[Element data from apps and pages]

= Beginning of Section =

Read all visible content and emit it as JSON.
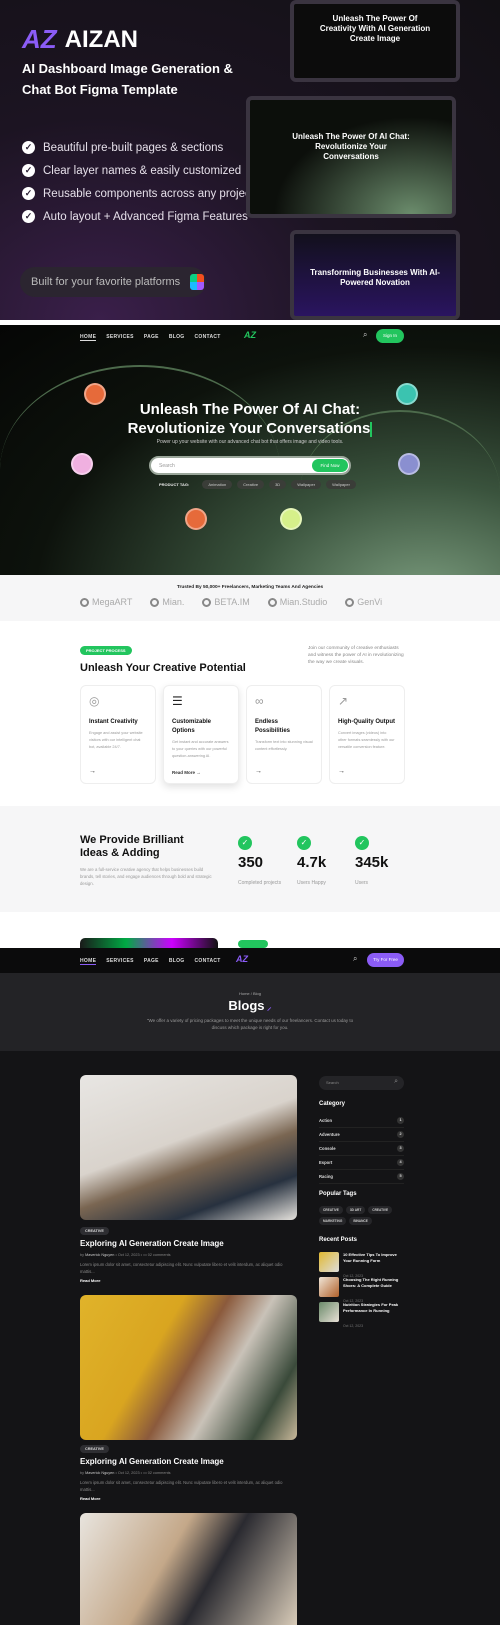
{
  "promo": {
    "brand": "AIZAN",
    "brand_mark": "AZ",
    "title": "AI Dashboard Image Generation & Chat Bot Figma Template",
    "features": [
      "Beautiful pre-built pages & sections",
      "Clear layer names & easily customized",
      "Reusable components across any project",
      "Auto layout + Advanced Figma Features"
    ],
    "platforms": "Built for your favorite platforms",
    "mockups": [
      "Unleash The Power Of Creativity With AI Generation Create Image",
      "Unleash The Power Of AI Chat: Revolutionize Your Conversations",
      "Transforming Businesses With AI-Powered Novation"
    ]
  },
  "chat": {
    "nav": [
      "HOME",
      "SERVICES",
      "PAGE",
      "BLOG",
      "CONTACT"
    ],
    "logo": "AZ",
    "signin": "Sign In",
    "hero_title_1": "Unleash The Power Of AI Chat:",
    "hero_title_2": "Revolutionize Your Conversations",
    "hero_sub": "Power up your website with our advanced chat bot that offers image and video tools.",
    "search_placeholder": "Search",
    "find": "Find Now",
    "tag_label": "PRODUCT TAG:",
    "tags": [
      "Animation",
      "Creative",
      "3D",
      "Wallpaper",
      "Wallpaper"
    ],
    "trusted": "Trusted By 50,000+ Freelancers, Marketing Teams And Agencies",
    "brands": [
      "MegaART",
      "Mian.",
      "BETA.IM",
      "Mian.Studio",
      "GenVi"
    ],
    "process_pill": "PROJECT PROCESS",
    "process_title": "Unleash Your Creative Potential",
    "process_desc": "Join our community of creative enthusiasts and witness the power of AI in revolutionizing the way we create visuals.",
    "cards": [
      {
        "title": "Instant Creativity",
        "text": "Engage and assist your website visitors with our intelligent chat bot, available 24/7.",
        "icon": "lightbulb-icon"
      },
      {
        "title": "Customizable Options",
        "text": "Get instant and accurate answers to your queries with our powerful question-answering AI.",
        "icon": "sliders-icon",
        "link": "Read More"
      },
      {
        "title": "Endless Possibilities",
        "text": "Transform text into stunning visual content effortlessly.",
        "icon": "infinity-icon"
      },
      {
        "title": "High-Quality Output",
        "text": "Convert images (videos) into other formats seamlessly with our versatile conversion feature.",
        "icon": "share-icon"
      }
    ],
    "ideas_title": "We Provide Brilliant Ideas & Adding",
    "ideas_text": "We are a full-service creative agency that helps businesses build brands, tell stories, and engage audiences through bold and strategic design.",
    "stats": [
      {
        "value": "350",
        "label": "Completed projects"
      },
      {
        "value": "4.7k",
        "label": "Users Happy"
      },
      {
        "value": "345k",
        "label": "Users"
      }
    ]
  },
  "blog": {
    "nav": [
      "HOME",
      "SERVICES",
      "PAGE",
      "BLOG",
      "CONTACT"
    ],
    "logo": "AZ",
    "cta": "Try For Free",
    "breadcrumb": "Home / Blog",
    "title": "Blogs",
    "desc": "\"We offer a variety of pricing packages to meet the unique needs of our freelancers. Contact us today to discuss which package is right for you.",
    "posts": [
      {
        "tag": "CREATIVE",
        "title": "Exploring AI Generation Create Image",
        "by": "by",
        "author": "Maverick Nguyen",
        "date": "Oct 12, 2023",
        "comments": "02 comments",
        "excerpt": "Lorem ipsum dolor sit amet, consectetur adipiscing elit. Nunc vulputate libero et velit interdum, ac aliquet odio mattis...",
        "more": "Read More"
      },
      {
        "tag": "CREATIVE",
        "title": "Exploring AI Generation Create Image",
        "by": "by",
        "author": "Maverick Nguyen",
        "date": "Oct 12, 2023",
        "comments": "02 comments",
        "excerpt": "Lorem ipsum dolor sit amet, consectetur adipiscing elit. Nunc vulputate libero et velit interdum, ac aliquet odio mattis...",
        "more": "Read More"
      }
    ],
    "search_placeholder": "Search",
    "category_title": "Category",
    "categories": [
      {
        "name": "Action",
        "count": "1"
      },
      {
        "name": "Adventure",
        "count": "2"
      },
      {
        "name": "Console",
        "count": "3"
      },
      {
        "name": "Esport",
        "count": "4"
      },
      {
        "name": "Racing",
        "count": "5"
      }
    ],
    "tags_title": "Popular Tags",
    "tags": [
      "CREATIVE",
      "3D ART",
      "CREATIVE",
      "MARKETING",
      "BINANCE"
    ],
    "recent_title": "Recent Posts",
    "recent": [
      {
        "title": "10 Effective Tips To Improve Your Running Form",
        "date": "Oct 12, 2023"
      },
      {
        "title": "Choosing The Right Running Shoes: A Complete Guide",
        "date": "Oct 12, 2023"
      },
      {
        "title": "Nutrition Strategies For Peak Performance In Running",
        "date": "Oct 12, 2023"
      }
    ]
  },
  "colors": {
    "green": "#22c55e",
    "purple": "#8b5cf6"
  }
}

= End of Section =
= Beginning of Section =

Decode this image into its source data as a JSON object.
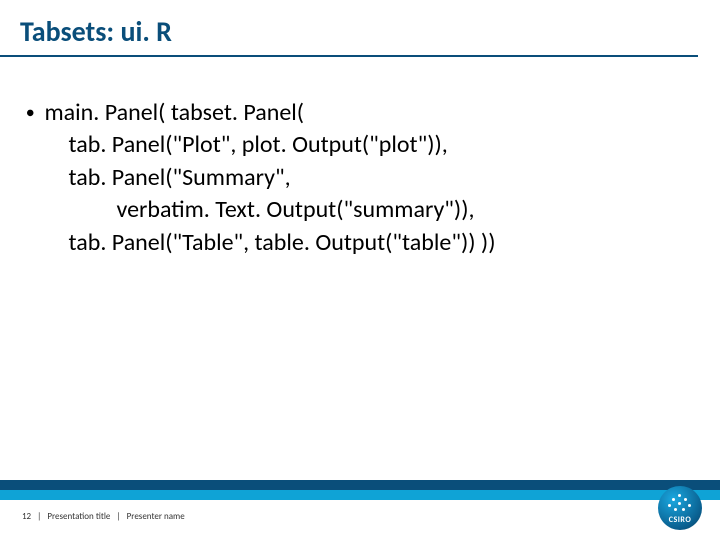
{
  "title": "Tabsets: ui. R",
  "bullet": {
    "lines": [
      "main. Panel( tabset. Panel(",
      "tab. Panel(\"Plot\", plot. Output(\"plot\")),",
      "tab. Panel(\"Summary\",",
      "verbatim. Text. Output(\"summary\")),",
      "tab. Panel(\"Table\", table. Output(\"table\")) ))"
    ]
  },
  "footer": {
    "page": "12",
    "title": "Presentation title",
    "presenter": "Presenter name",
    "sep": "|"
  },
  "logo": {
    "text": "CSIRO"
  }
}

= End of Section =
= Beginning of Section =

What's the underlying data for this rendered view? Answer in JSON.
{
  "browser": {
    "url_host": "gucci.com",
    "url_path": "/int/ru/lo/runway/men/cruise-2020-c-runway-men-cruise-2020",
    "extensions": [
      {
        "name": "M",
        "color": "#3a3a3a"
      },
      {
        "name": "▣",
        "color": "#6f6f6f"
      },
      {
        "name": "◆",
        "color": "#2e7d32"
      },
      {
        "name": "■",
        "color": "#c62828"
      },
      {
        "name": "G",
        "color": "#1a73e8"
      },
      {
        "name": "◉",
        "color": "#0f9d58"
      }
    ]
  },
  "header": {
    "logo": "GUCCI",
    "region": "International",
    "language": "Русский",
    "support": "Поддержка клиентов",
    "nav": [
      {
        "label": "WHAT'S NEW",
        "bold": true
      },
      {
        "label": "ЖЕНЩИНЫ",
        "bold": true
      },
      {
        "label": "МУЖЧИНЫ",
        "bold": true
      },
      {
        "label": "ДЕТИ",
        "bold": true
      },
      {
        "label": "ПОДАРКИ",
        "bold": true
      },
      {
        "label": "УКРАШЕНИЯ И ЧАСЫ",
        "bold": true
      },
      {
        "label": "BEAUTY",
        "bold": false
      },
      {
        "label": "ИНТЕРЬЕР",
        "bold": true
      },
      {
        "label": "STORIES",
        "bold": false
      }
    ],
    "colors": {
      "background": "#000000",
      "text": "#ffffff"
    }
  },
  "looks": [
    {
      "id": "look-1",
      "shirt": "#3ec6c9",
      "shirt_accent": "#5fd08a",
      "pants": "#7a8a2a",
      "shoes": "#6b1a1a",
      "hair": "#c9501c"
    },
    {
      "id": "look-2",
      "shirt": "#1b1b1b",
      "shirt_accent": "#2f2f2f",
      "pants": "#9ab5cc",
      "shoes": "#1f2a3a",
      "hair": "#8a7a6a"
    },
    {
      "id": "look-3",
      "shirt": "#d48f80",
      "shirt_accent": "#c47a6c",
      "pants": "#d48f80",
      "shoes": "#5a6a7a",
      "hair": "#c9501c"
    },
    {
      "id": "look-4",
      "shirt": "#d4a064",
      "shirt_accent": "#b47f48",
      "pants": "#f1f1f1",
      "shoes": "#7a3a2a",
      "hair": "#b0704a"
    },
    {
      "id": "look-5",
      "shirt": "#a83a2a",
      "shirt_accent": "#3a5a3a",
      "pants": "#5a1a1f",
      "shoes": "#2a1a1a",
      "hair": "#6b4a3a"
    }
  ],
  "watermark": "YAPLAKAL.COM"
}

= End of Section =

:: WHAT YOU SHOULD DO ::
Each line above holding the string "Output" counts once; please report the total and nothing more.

:: REPLY ::
4